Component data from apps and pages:
┏━━
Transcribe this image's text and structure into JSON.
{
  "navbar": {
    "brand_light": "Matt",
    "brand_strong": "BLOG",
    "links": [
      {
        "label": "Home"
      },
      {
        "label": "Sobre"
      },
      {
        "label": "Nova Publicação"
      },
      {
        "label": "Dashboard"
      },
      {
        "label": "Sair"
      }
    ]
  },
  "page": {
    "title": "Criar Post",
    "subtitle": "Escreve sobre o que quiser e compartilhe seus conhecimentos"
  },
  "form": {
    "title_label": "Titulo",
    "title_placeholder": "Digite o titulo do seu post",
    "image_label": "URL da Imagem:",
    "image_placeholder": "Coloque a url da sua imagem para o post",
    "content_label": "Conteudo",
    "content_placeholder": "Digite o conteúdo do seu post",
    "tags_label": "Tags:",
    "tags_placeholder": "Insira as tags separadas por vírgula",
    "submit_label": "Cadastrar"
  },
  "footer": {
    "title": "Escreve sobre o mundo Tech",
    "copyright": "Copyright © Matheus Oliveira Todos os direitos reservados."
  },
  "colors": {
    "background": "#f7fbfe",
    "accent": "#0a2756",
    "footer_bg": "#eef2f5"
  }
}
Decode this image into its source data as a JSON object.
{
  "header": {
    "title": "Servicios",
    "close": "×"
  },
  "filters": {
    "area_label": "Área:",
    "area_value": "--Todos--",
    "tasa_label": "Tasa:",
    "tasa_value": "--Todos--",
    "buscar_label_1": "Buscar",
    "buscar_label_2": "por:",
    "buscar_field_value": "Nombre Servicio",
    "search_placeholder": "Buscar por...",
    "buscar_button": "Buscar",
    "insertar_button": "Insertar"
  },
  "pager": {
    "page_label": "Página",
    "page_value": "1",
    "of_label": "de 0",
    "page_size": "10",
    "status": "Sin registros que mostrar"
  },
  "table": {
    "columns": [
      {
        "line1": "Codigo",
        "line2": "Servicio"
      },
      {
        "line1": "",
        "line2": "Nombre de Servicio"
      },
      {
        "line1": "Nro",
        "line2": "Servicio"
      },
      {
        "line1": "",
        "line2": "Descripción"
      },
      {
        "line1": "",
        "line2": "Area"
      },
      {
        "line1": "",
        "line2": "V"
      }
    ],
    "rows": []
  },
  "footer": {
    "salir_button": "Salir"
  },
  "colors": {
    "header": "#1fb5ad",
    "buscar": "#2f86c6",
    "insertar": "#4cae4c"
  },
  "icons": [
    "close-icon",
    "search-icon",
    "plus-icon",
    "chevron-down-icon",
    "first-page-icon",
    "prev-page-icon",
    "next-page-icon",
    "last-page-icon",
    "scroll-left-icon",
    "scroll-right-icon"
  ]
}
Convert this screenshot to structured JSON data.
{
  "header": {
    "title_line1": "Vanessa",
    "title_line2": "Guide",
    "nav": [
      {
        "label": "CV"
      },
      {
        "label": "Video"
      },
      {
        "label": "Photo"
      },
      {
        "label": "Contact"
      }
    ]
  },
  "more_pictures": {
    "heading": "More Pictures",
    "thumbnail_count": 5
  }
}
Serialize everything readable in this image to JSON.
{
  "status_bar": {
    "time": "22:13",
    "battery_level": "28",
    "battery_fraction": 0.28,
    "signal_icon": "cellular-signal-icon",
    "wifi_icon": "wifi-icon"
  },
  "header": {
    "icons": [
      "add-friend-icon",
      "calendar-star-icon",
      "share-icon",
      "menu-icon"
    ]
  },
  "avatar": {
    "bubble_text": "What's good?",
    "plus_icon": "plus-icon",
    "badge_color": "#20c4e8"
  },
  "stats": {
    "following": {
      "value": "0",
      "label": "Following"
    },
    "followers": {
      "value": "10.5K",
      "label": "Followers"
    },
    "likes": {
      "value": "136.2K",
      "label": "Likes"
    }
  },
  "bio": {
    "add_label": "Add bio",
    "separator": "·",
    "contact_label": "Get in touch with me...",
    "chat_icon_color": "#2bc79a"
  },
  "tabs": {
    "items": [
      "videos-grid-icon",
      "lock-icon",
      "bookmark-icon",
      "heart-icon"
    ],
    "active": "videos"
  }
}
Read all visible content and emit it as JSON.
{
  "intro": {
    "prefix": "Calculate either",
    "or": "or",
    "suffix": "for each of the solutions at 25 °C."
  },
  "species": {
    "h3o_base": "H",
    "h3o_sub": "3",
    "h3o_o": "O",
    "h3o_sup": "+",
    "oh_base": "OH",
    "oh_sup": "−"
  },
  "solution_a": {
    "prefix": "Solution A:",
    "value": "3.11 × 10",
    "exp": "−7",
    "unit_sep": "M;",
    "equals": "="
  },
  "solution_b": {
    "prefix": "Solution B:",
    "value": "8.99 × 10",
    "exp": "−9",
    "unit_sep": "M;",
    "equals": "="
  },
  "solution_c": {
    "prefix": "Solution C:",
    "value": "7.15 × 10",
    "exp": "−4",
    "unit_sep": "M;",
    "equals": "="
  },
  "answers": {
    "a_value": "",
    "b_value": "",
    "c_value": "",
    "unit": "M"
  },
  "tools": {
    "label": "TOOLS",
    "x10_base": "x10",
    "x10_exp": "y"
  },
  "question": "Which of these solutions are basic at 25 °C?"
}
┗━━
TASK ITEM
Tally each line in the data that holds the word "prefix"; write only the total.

ANSWER TO THIS TASK
4